(SOURCE RECORDS)
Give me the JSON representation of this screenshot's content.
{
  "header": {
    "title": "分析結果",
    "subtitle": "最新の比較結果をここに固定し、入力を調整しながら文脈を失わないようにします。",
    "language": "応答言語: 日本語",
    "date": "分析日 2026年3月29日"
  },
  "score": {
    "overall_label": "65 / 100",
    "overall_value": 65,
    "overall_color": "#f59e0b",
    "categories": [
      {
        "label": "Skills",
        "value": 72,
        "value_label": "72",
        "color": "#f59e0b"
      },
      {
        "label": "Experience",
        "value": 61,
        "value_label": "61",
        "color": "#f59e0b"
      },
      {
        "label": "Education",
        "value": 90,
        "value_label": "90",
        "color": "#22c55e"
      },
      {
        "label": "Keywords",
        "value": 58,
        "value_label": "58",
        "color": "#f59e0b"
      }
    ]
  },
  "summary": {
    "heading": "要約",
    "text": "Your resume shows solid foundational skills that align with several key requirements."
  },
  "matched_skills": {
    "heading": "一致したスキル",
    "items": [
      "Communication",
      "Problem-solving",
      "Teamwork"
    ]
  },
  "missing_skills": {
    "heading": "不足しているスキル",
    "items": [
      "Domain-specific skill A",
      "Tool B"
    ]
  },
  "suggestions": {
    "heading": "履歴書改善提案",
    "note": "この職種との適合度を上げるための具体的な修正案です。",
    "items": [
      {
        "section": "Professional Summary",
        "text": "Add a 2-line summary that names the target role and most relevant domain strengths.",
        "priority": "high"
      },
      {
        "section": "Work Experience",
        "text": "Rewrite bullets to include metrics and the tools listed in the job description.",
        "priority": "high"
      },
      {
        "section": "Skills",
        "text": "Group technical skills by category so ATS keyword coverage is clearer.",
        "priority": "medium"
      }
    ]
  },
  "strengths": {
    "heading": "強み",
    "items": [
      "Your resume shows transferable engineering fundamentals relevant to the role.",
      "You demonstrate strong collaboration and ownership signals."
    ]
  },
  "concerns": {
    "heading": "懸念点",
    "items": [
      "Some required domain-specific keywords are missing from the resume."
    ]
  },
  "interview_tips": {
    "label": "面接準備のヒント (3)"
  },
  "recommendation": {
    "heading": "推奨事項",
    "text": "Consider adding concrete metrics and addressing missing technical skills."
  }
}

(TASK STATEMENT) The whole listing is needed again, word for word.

(FINISHED EXERCISE)
Give me the JSON representation of this screenshot's content.
{
  "header": {
    "title": "分析結果",
    "subtitle": "最新の比較結果をここに固定し、入力を調整しながら文脈を失わないようにします。",
    "language": "応答言語: 日本語",
    "date": "分析日 2026年3月29日"
  },
  "score": {
    "overall_label": "65 / 100",
    "overall_value": 65,
    "overall_color": "#f59e0b",
    "categories": [
      {
        "label": "Skills",
        "value": 72,
        "value_label": "72",
        "color": "#f59e0b"
      },
      {
        "label": "Experience",
        "value": 61,
        "value_label": "61",
        "color": "#f59e0b"
      },
      {
        "label": "Education",
        "value": 90,
        "value_label": "90",
        "color": "#22c55e"
      },
      {
        "label": "Keywords",
        "value": 58,
        "value_label": "58",
        "color": "#f59e0b"
      }
    ]
  },
  "summary": {
    "heading": "要約",
    "text": "Your resume shows solid foundational skills that align with several key requirements."
  },
  "matched_skills": {
    "heading": "一致したスキル",
    "items": [
      "Communication",
      "Problem-solving",
      "Teamwork"
    ]
  },
  "missing_skills": {
    "heading": "不足しているスキル",
    "items": [
      "Domain-specific skill A",
      "Tool B"
    ]
  },
  "suggestions": {
    "heading": "履歴書改善提案",
    "note": "この職種との適合度を上げるための具体的な修正案です。",
    "items": [
      {
        "section": "Professional Summary",
        "text": "Add a 2-line summary that names the target role and most relevant domain strengths.",
        "priority": "high"
      },
      {
        "section": "Work Experience",
        "text": "Rewrite bullets to include metrics and the tools listed in the job description.",
        "priority": "high"
      },
      {
        "section": "Skills",
        "text": "Group technical skills by category so ATS keyword coverage is clearer.",
        "priority": "medium"
      }
    ]
  },
  "strengths": {
    "heading": "強み",
    "items": [
      "Your resume shows transferable engineering fundamentals relevant to the role.",
      "You demonstrate strong collaboration and ownership signals."
    ]
  },
  "concerns": {
    "heading": "懸念点",
    "items": [
      "Some required domain-specific keywords are missing from the resume."
    ]
  },
  "interview_tips": {
    "label": "面接準備のヒント (3)"
  },
  "recommendation": {
    "heading": "推奨事項",
    "text": "Consider adding concrete metrics and addressing missing technical skills."
  }
}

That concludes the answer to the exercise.